At home, Kopelousos’ greatest challenge is a public fed up with traffic gridlock. The governor told her to make easing congestion a top priority. Of all the issues Floridians brought up during his campaign, congestion was bigger than education, environment, taxes, or any other topic, Crist said.
Following Crist’s road map, Kopelousos is zeroing in on the state’s current highways. Notably, she’s much less fixated than her predecessors on DOT’s controversial Future Corridors initiative, which identified rural areas — many of them environmentally sensitive — for long-term transportation planning. “We are focusing on existing corridors, and particularly those that are most congested — I-95, I-595, I-75 in southwest Florida,” Kopelousos says. “In tight budget times, this is where we have to focus our resources. It can’t be about transportation driving growth.”
Those words, along with the time she’s spent on a number of public transit projects around Florida, have won her friends in the environmental community. “She is a breath of fresh air to work with, especially compared to the pave-it boys,” says Charles Lee, director of advocacy for Audubon of Florida. Kopelousos has pushed DOT to move ahead with the once-uncertain Wekiva Parkway, a $2-billion project critical to both Orlando business leaders and the environmental community. Still, Lee and others are concerned about whether Kopelousos will be able to maintain her commitments, particularly if Crist leaves office for a vice presidential bid. And while Kopelousos seems to have steered DOT away from the Heartland Parkway, a particular point of contention in the Future Corridors initiative, she hasn’t taken the politically dicey step of removing it from long-term plans. Kopelousos already suffered a defeat during the recent legislative session over one of her top priorities: Lawmakers voted against final approval of a project between DOT and CSX Transportation that would have brought commuter rail to central Florida. Liability protection for CSX — a key part of the agreement — proved too controversial. Sen. Paula Dockery of Lakeland, who opposed the deal, says she felt Kopelousos “inherited a flawed negotiated contract ... but where she faltered was defending it to the end.”
As she works on the state and federal issues, Kopelousos has no small share of departmental challenges. Her leapfrog ascension may have prompted an exodus of senior management at DOT. Two assistant secretaries — for finance and administration and for intermodal systems development — are among several who’ve left in the past year; the agency’s popular chief engineer, Ananth Prasad, is the latest to leave for a private firm.
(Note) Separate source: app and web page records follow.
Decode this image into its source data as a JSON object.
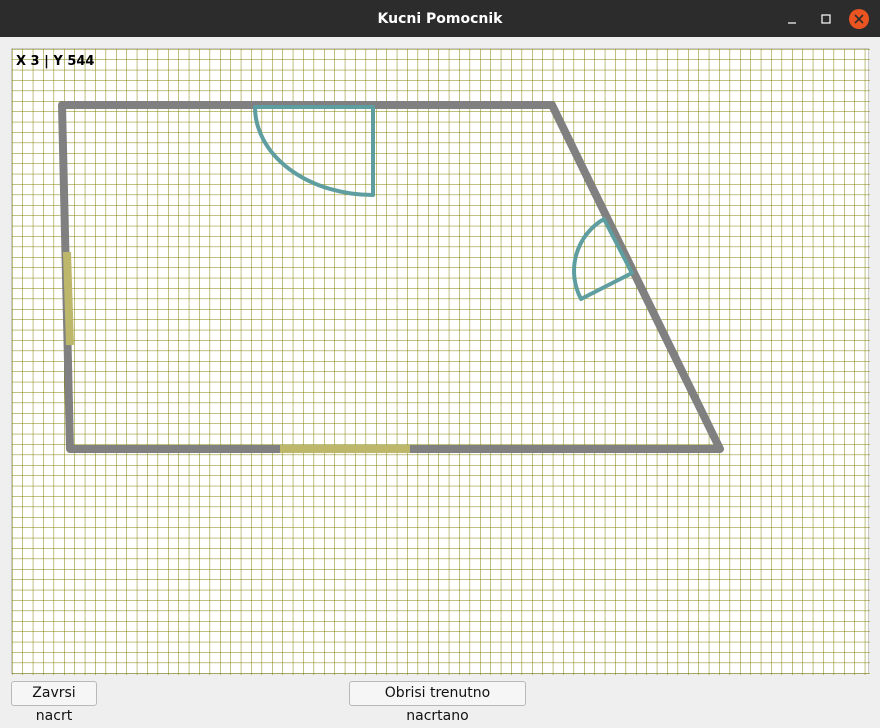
{
  "window": {
    "title": "Kucni Pomocnik",
    "controls": {
      "minimize": "minimize-icon",
      "maximize": "maximize-icon",
      "close": "close-icon"
    },
    "close_color": "#e95420"
  },
  "canvas": {
    "coords_text": "X 3 | Y 544",
    "grid_color": "#7f7f00",
    "wall_color": "#808080",
    "door_color": "#5f9ea0",
    "window_color": "#bdb76b"
  },
  "buttons": {
    "finish": "Zavrsi nacrt",
    "clear": "Obrisi trenutno nacrtano"
  }
}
Her defenders point out that the agency always struggles with losing talented staffers to private engineering firms, a particular problem in this era of privatization.
They also think her political skills and depth of knowledge more than compensate for not knowing the technical specifications of concrete mixes. “She’s the person who can lead us to that new place,” says Marcos Marchena, chairman of the Florida Transportation Commission. “I’m not saying she can do it by herself, but she is the leader with the right mix of knowledge of the transportation industry and a whole lot of political savvy.”
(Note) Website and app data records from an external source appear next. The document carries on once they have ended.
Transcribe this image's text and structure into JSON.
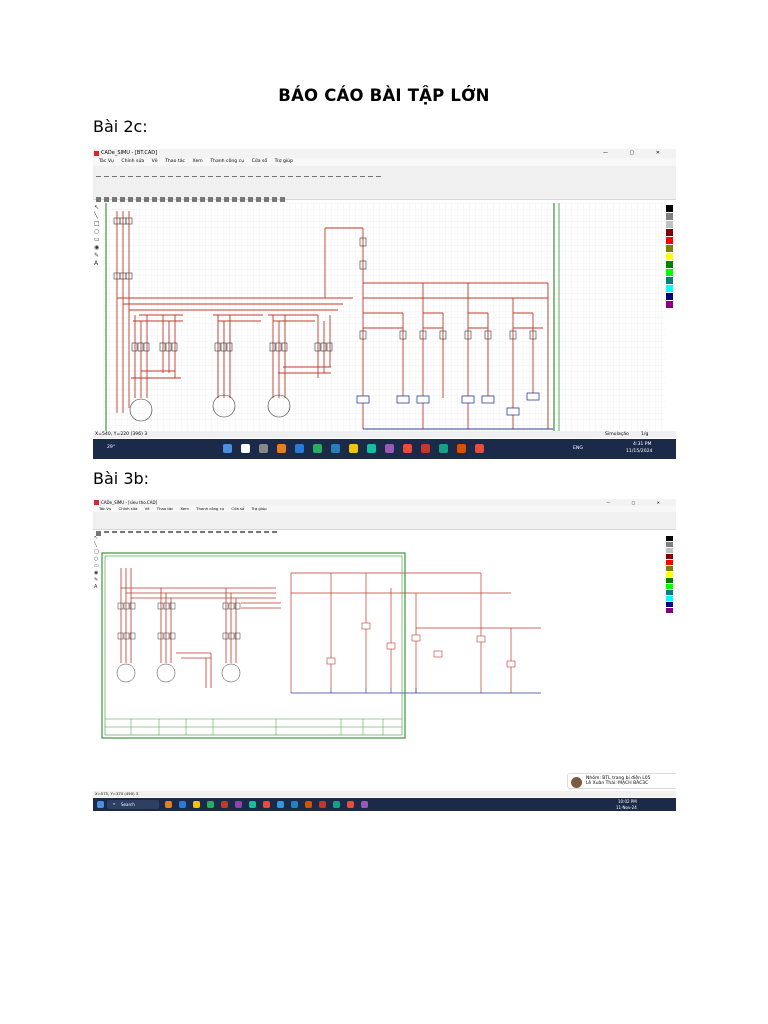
{
  "document": {
    "title": "BÁO CÁO BÀI TẬP LỚN",
    "section_2c": "Bài 2c:",
    "section_3b": "Bài 3b:"
  },
  "shot1": {
    "window_title": "CADe_SIMU - [BT.CAD]",
    "menu": [
      "Tác Vụ",
      "Chỉnh sửa",
      "Vẽ",
      "Thao tác",
      "Xem",
      "Thanh công cụ",
      "Cửa sổ",
      "Trợ giúp"
    ],
    "status_coords": "X=540, Y=220 (396) 3",
    "status_mode": "Simulação",
    "status_extra": "1/g",
    "tray_lang": "ENG",
    "tray_time": "4:31 PM",
    "tray_date": "11/15/2024",
    "weather": "29°"
  },
  "shot2": {
    "window_title": "CADe_SIMU - [sieu tho.CAD]",
    "menu": [
      "Tác Vụ",
      "Chỉnh sửa",
      "Vẽ",
      "Thao tác",
      "Xem",
      "Thanh công cụ",
      "Cửa sổ",
      "Trợ giúp"
    ],
    "status_coords": "X=575, Y=370 (490) 3",
    "taskbar_search": "Search",
    "chat_message": "Nhóm: BTL trang bị điện L05",
    "chat_sender": "Lê Xuân Thái: MẠCH BÁC3C",
    "tray_time": "10:02 PM",
    "tray_date": "11-Nov-24"
  },
  "colors": {
    "wire_red": "#c0392b",
    "wire_blue": "#2c3e9e",
    "border_green": "#3a9a3a",
    "grid": "#e4e4e4",
    "taskbar": "#1c2a4a"
  },
  "palette": [
    "#000000",
    "#808080",
    "#c0c0c0",
    "#800000",
    "#ff0000",
    "#808000",
    "#ffff00",
    "#008000",
    "#00ff00",
    "#008080",
    "#00ffff",
    "#000080",
    "#800080"
  ]
}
Kopelousos, now working to rebuild her senior staff, remains ever-conscious about making connections, whether human or intermodal. It’s a lesson she carries from Fowler, her mentor, who died of a brain hemorrhage in 2005. The other powerful woman in her life, her mother, also died suddenly of a brain aneurism — in 1984, when Kopelousos was only 14. Always in the back of her mind, she says, is the question she imagines her mother and Fowler would ask: “Is it the right thing?”